It is also hard to ignore the whiff of something neocolonial in a report by a UK-US based charity that lists ten countries, nine of which are non-western and the tenth, Trump’s America. Responding to the label ‘most dangerous’ leaves us with few middle options. Did we need a foreign study to tell us how bad things are? Are they telling us this because we may not be smart enough to notice or political enough to change it? What will we gain or lose with this label with reference to our own older-than-a-century efforts to transform our society? Is there any productive use to which I can put this ranking? It is not clear to me.

Moreover, the Poll website lists only the ten most dangerous; we do not know how the other 183 countries fare.

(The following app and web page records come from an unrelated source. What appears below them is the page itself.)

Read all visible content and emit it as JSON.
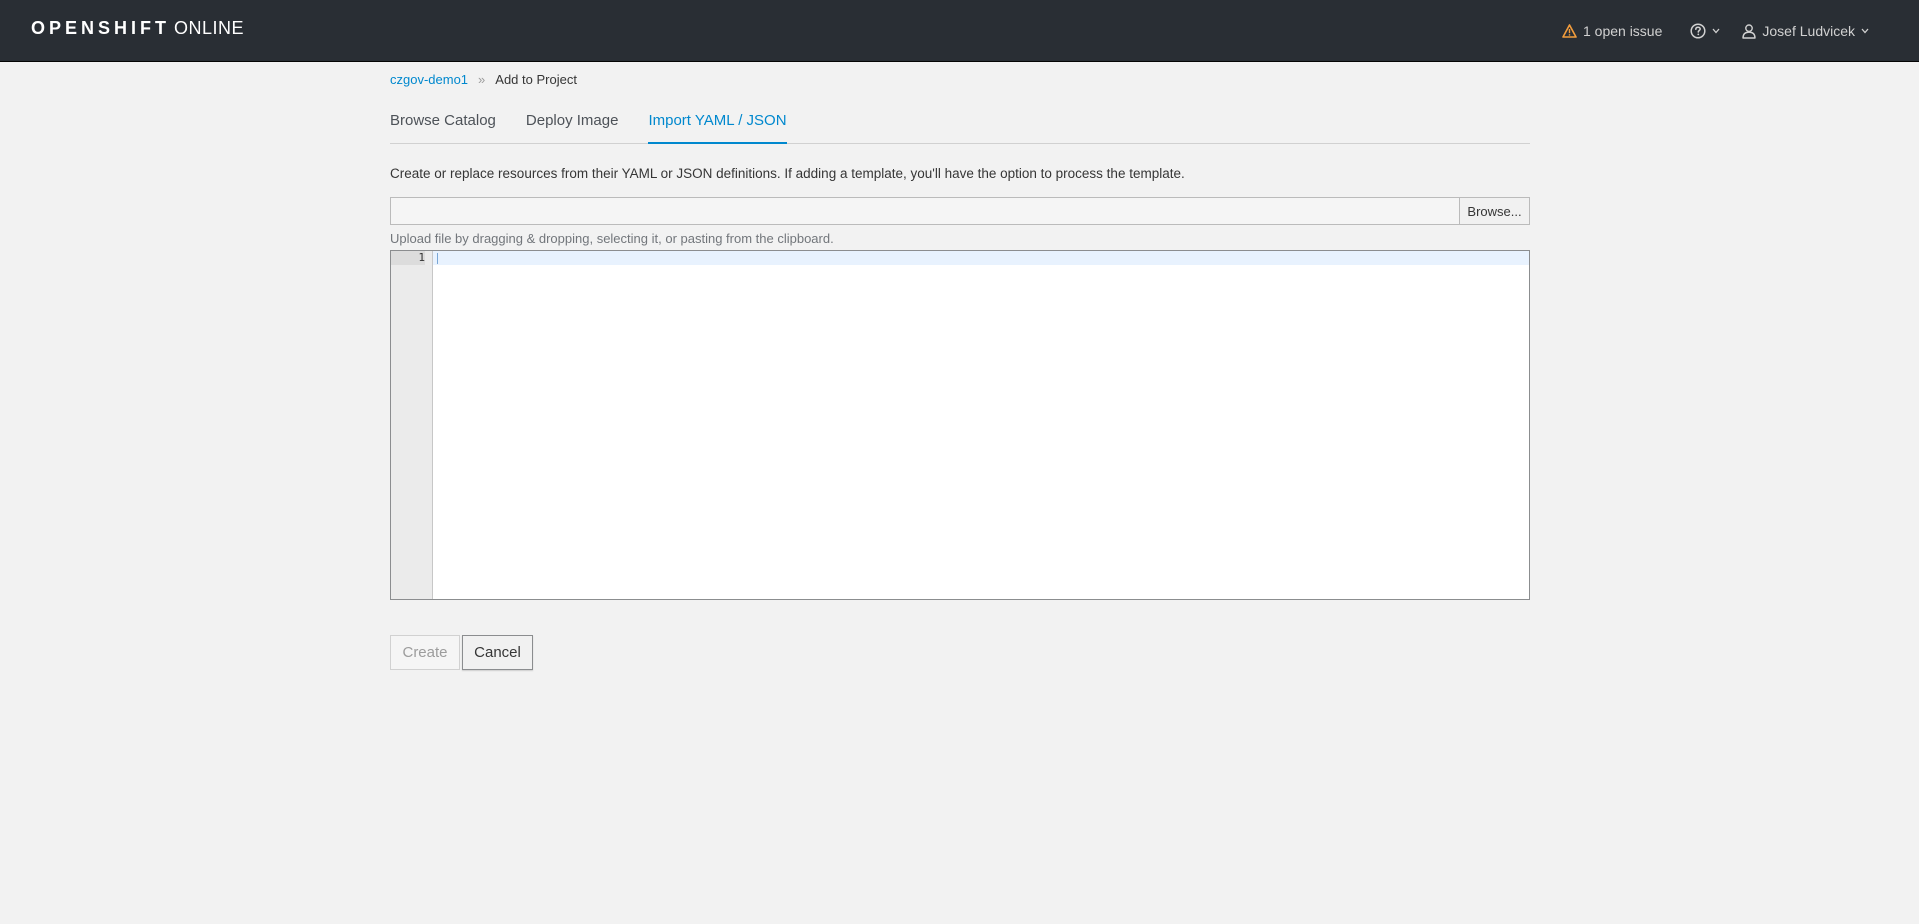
{
  "header": {
    "brand_main": "OPENSHIFT",
    "brand_sub": "ONLINE",
    "issues_label": "1 open issue",
    "user_name": "Josef Ludvicek",
    "warning_color": "#f39d3c"
  },
  "breadcrumb": {
    "project": "czgov-demo1",
    "separator": "»",
    "current": "Add to Project"
  },
  "tabs": [
    {
      "label": "Browse Catalog"
    },
    {
      "label": "Deploy Image"
    },
    {
      "label": "Import YAML / JSON",
      "active": true
    }
  ],
  "main": {
    "description": "Create or replace resources from their YAML or JSON definitions. If adding a template, you'll have the option to process the template.",
    "file_input_value": "",
    "browse_label": "Browse...",
    "upload_hint": "Upload file by dragging & dropping, selecting it, or pasting from the clipboard.",
    "editor_line_number": "1"
  },
  "actions": {
    "create_label": "Create",
    "cancel_label": "Cancel"
  }
}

This is one of the differences between the Reuters Foundation poll and the Women, Peace and Security Index which was the subject of an earlier article.

The Poll site tells us who fares worst but there does not appear to be enough information from the poll in the public sphere to put this in any context, local or comparative. The Index lists all countries studied and so you can understand where and why one fares better and one worse.

The Poll rightly points to the lack of reliable and consistent data on safety and substitutes for this, expert interviews. This weakens the enterprise. The Index operationalises well-being and empowerment along three dimensions, inclusion, justice and security, each of which are made up of three measures. These measures are drawn from public domain databases, national and international. This data may be flawed but we could make the case that they are less subjective than a relatively small number of interviews.

If I were asked to differentiate substantively between the Reuters Poll and the WPS Index, I would also say that the Poll looks at ‘safety’ while the Index looks at ‘security.’ There is a difference.

Safety is one dimension of security, which is also determined by food security, health, well-being, livelihoods, rights and participation. Safety is the most immediate and tangible dimension of security, but without the rest, remains always imperilled. When our discourse focuses on safety, it is still possible to ask paternalistic and patriarchal questions about keeping ‘our women’ safe and putting them behind protective walls. Shifting the focus to security opens up questions about justice, equality and freedom, and the walls must be dismantled in order to address them fully.

Asking about a narrow subject—safety—within a small community of anonymous experts, the Reuters Poll may be well-intentioned but it could lead our discussions in unproductive directions. Yes, the dramatic label ‘most dangerous’ draws our attention but it does not seem to do so in a productive manner. And when we use it, perhaps like a bright highlighter to emphasise the import of our work, we do not necessarily expand the potential of our work to make real change. We simply impress in the moment, and only those who may neither know the issue nor the places involved.

Should the Reuters Foundation cease and desist in its polling efforts because they are flawed? Of course not. Any kind of story-telling around gender-based violence can only help us raise levels of awareness and social responsibility.

The Foundation is correct in saying in defence of its methodology there is not enough consistent data that can be used reliably. Reliable empirical research is expensive and complicated; but doing nothing may be worse. For those who like numerical measures, this poll is a useful dipstick and it serves the purpose of getting us to talk about violence, how common it is, how we are doing so little about it and also, how little good data we have.

Perhaps, we are the ones who need to change our perspective and not see the Poll as a final, authoritative verdict, to be swallowed or challenged, but simply as one way to capture a story that is worth telling a hundred times till it changes. Getting angry about the Poll misses the point it tries to make. That energy is better used changing the world.